2. The Way You Should Always Think: ASK: What do we offer donors to make them feel more connected?
Consider a range of projects to explore with AI’s help. Try to get specific to elicit more focused help.
“Give me 10 ideas to connect donors with our community.”
“Based on the text below, how could the tone of our thank you letters be improved to make donors feel connected?”
“What subject matter should we cover in our virtual connection opportunities?”
3.Good, but Don’t Use as Delaying Excuse: ASK: What do I need to learn a little bit more about?
Use a search engine to explore learning opportunities, e.g., FAQs, tutorials, and tips for making the process of using chatbots less intimidating. Like any other tool, you’ll really only learn by practicing. So, avoid procrastination. Research a bit; then, dig in!
For listeners/doers: How to Use Chat GPT For Beginners 2023 [27.50 minutes on YouTube];
For fundraisers: 12 Ways to Use ChatGPT and Other AI Tools for Fundraising.
4. Basics before Riffing: Try something; then, try, try again.
If you’ve never played music, you’re not suddenly going to become a jazz virtuoso. You’ll never become someone who can easily jam unless you get started on the fundamentals. Begin with a simple question to which you’d like an answer.
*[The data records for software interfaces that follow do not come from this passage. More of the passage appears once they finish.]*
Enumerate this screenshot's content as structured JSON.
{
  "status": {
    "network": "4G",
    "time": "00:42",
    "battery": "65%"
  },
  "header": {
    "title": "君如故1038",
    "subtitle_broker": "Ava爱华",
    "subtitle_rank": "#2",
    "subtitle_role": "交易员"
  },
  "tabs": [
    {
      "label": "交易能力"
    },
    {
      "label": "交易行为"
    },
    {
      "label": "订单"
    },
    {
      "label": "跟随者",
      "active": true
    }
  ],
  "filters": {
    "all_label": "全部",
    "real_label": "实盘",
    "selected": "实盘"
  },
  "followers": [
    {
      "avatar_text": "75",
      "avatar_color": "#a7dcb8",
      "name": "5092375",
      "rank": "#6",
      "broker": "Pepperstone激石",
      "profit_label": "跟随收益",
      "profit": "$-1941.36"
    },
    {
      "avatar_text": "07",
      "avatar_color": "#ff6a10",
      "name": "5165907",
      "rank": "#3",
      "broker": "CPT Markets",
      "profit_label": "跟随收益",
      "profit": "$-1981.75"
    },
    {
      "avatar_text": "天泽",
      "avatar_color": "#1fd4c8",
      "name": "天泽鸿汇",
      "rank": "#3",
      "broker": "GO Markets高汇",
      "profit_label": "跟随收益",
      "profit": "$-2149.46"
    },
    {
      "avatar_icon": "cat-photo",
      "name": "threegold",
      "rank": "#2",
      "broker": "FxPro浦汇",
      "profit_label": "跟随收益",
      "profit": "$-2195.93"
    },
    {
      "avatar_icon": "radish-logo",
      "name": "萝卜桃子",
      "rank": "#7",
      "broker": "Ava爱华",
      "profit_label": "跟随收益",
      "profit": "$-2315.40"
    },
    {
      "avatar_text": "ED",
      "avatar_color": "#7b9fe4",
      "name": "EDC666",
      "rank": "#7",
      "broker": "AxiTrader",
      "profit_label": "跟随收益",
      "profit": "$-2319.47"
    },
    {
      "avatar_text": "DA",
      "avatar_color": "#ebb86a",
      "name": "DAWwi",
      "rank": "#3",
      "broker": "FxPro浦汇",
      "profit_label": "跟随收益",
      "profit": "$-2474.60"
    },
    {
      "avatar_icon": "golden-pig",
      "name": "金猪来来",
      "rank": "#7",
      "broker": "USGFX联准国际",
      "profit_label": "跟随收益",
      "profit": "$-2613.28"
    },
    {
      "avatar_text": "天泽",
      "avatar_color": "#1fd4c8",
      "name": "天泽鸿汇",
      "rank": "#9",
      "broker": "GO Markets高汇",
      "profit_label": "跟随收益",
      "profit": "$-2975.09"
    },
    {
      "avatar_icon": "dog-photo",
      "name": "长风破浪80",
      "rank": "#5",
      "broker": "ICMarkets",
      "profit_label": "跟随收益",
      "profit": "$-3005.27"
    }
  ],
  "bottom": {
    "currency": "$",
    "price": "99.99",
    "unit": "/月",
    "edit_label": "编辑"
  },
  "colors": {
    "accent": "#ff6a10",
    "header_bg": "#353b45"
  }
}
Ask it. Then refine it to get closer to an answer that helps you.
“How many donors can a .50 F.T.E. major gifts officer handle?”
“How can we acquire more donor advised fund gifts?”
“Write a 200-word $1,000 donor thank you email in the style of Michelle Obama”
5. Don’t Lose Sight of Your Critical Role: The buck stops with you, not the bot.
Consider AI a collaborator, not the final word. As helpful as it may be, it’s not human and doesn’t know your mission, vision and values as well as you do. Nor does it know your donors. Be sure to look at everything produced by AI with a critical eye so you’re comfortable taking full ownership of the final product.
Ask it to produce a letter, then compare it with a letter you typically use. Which do you prefer?
Ask it to tailor a message for different donor segments. Review the different options, and maybe mix and match.
Ask it to write a mini-case statement for a project you plan to pitch. Review and edit to tailor to your prospect’s particular interests.
6. You’re in Control of How You Build Relationships. AI can’t take a donor out for coffee.
There’s a lot AI can help with, but humans possess qualities chatbots currently cannot replicate. While chatbots can be quite advanced and helpful in answering questions or providing information, they lack the depth of understanding and connection humans can establish with one another.
You have ability to understand complex emotions.
You have ability to apply empathy.
You have ability to make decisions based on unique experiences and understanding of the nuances of human interactions.
As you think about how AI may help you work more effectively, you may also find these resources helpful:
Should Your Nonprofit Jump on the Artificial Intelligence Bandwagon? Claire Axelrad, Clairification.
Bye-bye ChatGPT: AI Tools As Good As ChatGPT (But Few People Are Using Them). Frank Andrade, Artificial Corner.
AI Revolution: Jasper’s VP of Marketing Shares Expert Advice (Don’t Get Left Behind) [Listen/watch quick video]. Meghan Anderson, V.P. of Marketing, Jasper.
ChatGPT Did NOT Write This Headline (But It Probably Could Have). Drew Coursin, Veritus Group.
Every B2B CMO Needs a Point of View on AI Right Now. Kelly Santina, Convince & Convert
Love or Hate AI as Writing Tool? Kevin Shulman, Donor Voice.
Should You Turn Supporter Care Over to AI? Kevin Shulman, Donor Voice.
Artificial Intelligence Can Help Nonprofits Reach More Donors, but Fundraisers Can’t Ignore Potential Pitfalls, Daniel Hadley, the Chronicle of Philanthropy
If you found this article helpful, or have some thoughts or experiences you’d like to share, please do so in the “Comments” below. Thank you!
Image: Three San Francisco Hearts: Blooming Heartree; Love of-Dahlieas; Seeds of Peace. Benefit for S.F. General Hospital Foundation